“Hawaii Five-0: The Seventh Season” (CBS/Paramount, 2016-17, six discs, 25 episodes, deleted/extended scenes, featurettes, bloopers). McGarrett (Alex O’Loughlin) and Danny (Scott Caan) track down the chess-piece killer in the seventh season of this reboot of the popular 1970s show. With Claire Forlani and Rosalind Chao in recurring roles, and guests Christine Lahti and Hal Holbrook. (Season eight is now airing on CBS.)
“Criminal Minds: Season 12” (CBS/Paramount, 2016-17, six discs, 22 episodes, deleted/extended scenes, audio commentaries, featurettes, bloopers). Joe Mantegna and Paget Brewster star in this police procedural about FBI profilers that track down serial killers. Thomas Gibson leaves the show after the first two episodes here, and Mantegna directs two episodes. Recurring cast members include Jane Lynch and Aubrey Plaza, and guests include Tatum O’Neil and Sherilyn Fenn. (Season 13 is now airing on CBS.)
“Supernatural: The Complete Twelfth Season” (Warner, 2016-17, four-disc Blu-ray/six-disc DVD, 23 episodes, deleted scenes, audio commentaries, featurettes, bloopers). Demon hunters Dean (Jensen Ackles) and Sam (Jared Padalecki) finally confront Lucifer this season. Guests include Rick Springfield and Alicia Witt. (Season 12 begins Oct. 12 on The CW.)

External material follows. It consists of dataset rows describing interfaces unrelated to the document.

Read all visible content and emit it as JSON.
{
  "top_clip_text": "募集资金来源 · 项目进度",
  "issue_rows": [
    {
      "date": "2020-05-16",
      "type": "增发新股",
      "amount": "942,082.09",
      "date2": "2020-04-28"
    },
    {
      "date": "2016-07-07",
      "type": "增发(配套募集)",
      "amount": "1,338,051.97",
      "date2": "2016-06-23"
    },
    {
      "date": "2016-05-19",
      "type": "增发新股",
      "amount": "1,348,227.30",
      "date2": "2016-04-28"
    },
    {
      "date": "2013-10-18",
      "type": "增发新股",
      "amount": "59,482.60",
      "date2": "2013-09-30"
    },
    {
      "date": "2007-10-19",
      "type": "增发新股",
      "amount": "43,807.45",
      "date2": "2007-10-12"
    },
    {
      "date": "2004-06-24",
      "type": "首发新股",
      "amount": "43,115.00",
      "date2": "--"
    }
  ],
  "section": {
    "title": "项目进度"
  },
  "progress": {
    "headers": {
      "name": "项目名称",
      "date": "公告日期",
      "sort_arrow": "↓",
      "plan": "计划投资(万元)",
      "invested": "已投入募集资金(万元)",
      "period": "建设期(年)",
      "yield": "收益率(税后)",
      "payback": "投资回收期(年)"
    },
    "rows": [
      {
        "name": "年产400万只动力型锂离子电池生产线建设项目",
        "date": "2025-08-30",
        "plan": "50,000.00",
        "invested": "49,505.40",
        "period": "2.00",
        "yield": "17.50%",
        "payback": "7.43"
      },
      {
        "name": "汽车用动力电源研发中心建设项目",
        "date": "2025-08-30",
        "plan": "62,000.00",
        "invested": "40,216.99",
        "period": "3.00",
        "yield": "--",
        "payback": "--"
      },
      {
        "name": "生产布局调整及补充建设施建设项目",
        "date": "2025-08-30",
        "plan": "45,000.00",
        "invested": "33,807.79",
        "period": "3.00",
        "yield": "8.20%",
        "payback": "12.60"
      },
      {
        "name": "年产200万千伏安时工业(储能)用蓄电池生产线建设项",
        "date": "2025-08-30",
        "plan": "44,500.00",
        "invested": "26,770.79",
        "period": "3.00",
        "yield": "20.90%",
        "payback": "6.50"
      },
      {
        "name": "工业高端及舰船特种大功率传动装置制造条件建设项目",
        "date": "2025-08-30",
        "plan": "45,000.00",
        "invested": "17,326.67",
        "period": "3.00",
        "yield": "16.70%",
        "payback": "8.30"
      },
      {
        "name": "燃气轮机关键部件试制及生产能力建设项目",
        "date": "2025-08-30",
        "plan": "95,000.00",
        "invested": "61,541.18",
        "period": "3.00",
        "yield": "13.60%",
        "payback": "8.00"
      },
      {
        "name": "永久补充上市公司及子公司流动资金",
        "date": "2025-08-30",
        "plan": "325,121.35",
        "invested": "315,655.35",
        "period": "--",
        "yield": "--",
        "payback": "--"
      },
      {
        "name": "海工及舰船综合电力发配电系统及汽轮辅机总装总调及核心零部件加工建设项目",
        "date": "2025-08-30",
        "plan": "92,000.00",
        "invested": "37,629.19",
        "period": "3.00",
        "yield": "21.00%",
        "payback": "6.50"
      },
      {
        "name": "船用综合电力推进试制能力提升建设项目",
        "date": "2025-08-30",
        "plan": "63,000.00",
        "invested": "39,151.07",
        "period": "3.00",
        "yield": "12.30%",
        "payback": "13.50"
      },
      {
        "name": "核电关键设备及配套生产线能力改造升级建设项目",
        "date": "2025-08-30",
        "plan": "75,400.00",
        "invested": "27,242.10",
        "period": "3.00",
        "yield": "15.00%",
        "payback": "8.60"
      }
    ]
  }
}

“Narcos: Season Two” (Lionsgate, 2016, three-disc Blu-ray, four-disc DVD, 10 episodes, deleted scenes, audio commentary, featurette). The story of real-life drug lord Pablo Escobar (Wagner Moura) begins this season immediately after his escape from a Colombian prison at the end of season one, as the Colombian police, DEA agents and rival cartels all attempt to take him down. (Season three is airing now on Netflix.)
“The Great British Baking Show: Season 4” (PBS, 2013, three discs, 10 episodes). Mary Berry and Paul Hollywood judge the best efforts of 12 amateur bakers as they compete in this fourth season of the popular series from across the pond. Cakes, biscuits, bread, pastries and desserts are among the offerings. (The show is on its eighth season on British television.)
“The Churchills” (Athena, 2012, three episodes). This documentary miniseries has historian David Starkey relating parallel stories of Winston Churchill, who led Britain and its allies to victory against Nazi Germany in World War II, and John Churchill, the first Duke of Marlborough, who battled aspiring dictator King Louis XIV of France and provided Winston with inspiration.
“Bannon’s War” (PBS, 2017). Your interest in this documentary about Stephen Bannon may be influenced by his resignation (some would say ouster) from President Trump’s administration last month. But with interviews with some 30 political insiders, Breitbart associates and journalists, the film remains relevant, especially given Bannon’s return to Breitbart and his subsequent declaration of “war” on Trump enemies.
“Daniel Tiger's Neighborhood: King Daniel for a Day” (PBS Kids, 2015-17, seven episodes). The title episode is extended in this latest collection from the series, an animated spinoff of the puppet Daniel Tiger from “Mister Rogers’ Neighborhood.”
“PAW Patrol: The Great Pirate Rescue” (Nickelodeon/Paramount, 2013-14, six episodes). The PAW Patrol is comprised of rescue dogs (the acronym is for “Pups at Work”). Here, they look for pirate treasure, run into a pirate ghost and are called to a circus, among other adventures.